Another important way of improving the delivery of affordable housing is to boost the capacity of all those involved, not merely government – that means private sector builders as well as community engagement in building projects. Those involved in housing projects also need to keep their skills up to date. In Singapore, public officials engage in at least 100 hours of learning every year.
Moreover, unlocking land can reduce housing costs significantly. India needs 4,000 square kilometres of land to address the current housing shortage. This can be done, for instance, by land pooling – bringing together land from multiple owners and giving them a portion of any profits from housing developments – and inclusionary zoning – earmarking a portion of land for housing for the poor. It makes no economic sense to have land that is not being used – in China, land is not allowed to lie idle for longer than two years.
Mobility is equally important in the fight against poverty and efforts need to be made to develop links between housing and the places people work. In Caracas and Medellin, elevated metro cable lines connect slums with metro stations. Hong Kong has strategically developed housing along rail lines.
As Joan Clos, Executive Director, UN-Habitat, observes, those cities which have a 50:50 ratio of open to built area – such as Barcelona and New York – have the best results for walkability, density and mobility. These cities benefit from visionary plans such as the 1811 Commissioners’ Plan for New York. This can be done by using all necessary planning levers.
Another problem is barriers to participation in everyday urban life such as procedural delay and cumbersome paperwork which impedes access to cooking fuel (LPG) and essential services. These barriers must be overcome.
We could also map and disclose information on job options linked to the siting of housing projects and have industry/commerce, both in the formal and informal economy, offer employment opportunities to complement housing projects.
In addition, public disclosure could lead to a wider movement for open government and to a ‘suburbanisation of jobs’ to avoid the congestion associated with commuting to work in busy city centres. Creating a system where people can exchange vouchers so they can swap their houses for those nearer where their jobs are can also help in large cities.
Public disclosure may encourage co-building projects such as in Uruguay or usher in transparency such as in Surat, India, where houses are allocated via an open lottery process. At the moment, allocation (often with preferential treatment for some) happens behind closed doors.
Changing the mindset
When it comes to funding, there is a need for further reform. Income from housing development and the sale of affordable housing is now exempt from taxation in India. What more could we do? We could get the private sector to develop inclusive mixed income housing and combat the long held analogy of low income shelter and poor quality construction.
Mixed-income development will aid slum prevention. The affluent, however, despise sharing the same buildings as poor households.

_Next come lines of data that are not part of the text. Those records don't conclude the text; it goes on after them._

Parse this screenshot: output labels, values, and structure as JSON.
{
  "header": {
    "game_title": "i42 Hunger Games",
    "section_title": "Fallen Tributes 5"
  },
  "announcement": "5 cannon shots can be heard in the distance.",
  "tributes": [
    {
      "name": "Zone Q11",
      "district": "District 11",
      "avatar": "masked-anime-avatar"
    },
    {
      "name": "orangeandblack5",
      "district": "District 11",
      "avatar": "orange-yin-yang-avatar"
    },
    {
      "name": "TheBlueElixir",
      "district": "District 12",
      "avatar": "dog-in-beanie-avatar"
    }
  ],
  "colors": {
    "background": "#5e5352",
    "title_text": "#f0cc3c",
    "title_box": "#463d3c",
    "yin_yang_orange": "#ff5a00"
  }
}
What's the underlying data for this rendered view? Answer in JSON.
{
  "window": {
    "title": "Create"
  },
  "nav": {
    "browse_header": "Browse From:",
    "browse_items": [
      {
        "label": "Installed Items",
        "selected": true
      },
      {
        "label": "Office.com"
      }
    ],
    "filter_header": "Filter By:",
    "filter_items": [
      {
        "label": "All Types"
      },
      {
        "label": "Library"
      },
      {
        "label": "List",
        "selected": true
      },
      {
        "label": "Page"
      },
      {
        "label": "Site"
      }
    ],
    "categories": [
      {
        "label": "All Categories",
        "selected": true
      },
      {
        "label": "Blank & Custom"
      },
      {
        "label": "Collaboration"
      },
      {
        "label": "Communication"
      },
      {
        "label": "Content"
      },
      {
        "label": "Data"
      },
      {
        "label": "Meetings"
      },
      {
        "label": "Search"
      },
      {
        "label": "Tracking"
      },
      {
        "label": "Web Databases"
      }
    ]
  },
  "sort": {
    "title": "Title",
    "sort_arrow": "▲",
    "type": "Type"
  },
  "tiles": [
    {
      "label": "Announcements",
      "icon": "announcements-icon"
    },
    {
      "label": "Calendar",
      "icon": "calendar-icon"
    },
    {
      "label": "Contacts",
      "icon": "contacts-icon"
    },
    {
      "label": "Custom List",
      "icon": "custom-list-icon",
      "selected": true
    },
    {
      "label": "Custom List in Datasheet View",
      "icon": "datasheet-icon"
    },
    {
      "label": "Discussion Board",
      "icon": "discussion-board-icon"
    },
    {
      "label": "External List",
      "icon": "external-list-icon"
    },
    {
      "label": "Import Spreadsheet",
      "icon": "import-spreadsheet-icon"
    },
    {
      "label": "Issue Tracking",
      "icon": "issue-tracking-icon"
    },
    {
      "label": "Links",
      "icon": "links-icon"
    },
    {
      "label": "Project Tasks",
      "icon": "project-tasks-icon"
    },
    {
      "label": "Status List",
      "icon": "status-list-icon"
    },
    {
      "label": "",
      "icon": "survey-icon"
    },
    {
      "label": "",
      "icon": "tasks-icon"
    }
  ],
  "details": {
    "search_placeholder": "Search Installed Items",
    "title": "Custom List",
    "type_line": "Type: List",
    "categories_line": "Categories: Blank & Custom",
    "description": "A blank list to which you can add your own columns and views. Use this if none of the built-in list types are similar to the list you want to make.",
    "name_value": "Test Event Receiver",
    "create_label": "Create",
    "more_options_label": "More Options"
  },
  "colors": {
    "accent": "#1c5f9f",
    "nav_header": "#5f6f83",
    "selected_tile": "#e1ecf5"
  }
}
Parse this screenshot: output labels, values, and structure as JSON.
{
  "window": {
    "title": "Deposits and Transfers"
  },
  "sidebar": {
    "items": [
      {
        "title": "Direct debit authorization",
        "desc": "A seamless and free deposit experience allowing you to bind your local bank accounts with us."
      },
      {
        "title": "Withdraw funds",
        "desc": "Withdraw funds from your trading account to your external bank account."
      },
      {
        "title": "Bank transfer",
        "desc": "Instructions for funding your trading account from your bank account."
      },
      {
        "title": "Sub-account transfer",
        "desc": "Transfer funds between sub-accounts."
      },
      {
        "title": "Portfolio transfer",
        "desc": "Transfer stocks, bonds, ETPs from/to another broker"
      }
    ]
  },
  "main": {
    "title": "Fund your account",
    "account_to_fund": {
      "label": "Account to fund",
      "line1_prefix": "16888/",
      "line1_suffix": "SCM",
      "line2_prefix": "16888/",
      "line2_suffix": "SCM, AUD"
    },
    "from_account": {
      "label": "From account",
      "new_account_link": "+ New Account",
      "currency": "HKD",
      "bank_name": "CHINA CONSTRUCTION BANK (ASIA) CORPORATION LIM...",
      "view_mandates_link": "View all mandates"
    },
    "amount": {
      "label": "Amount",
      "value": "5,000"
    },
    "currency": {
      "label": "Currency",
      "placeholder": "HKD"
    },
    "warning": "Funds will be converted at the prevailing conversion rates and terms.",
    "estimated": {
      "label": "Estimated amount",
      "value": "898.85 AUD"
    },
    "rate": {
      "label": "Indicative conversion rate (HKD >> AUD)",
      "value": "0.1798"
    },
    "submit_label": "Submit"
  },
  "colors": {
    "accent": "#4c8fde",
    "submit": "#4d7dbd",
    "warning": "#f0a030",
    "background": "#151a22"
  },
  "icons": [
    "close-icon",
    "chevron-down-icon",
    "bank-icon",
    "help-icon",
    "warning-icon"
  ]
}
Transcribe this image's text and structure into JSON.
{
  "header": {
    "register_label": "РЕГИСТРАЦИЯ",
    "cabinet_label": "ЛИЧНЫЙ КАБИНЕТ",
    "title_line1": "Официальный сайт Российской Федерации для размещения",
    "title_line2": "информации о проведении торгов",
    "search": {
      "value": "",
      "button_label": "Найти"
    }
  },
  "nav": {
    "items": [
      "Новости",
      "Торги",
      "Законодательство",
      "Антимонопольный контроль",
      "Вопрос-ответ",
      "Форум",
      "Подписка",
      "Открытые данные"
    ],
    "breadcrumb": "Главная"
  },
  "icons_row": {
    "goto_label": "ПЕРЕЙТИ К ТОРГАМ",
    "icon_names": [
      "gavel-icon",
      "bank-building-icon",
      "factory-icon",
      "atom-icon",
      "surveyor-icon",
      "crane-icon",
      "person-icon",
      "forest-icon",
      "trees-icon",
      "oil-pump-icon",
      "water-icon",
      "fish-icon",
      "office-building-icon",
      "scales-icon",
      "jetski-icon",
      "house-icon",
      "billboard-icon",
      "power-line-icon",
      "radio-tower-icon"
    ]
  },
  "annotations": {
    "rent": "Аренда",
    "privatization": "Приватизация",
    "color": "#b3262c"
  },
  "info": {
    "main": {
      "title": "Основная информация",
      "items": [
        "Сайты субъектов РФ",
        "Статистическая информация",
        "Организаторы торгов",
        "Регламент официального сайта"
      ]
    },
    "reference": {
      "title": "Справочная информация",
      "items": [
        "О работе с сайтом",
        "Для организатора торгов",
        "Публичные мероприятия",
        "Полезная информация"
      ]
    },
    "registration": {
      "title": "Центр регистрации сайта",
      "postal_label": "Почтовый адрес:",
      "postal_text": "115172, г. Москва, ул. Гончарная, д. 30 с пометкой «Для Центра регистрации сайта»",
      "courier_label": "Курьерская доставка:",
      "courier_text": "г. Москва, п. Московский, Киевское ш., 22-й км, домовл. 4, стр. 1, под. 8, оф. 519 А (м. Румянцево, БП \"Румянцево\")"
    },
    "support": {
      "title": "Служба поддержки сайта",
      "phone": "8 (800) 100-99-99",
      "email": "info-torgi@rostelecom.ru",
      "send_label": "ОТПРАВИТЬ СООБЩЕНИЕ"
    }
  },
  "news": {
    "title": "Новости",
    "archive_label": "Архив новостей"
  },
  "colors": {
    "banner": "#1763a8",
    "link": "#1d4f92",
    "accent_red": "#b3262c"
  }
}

The biggest impediment to life without slums is our mindset. We must change now for a more sociable, harmonious and egalitarian future.
Preventing slum formation is challenging. We need to steer new city entrants at rail stations, bus terminuses and other entry points toward mainstream housing options, including organised rental housing or small plots with services. Communication is the key.
I have briefly discussed ways we may depart from previously deployed housing only strategies that have succeeded only partially. This is what I call the PPP2 approach. It's a six-point plan which embraces shelter Plus, urban Planning levers, the Private sector, mainstream Participation, Public disclosure and Prevention of slum development. However, even if we use this approach we will have to find ways of doing more with less and financing housing for people in largely insecure employment.
*An urban planner by learning and alumnus of Cambridge University, MS Raghavendra [2002 – PhD in Architecture] teaches at Administrative Staff College of India. He did his PhD on water supply for poor settlements in India and Peru.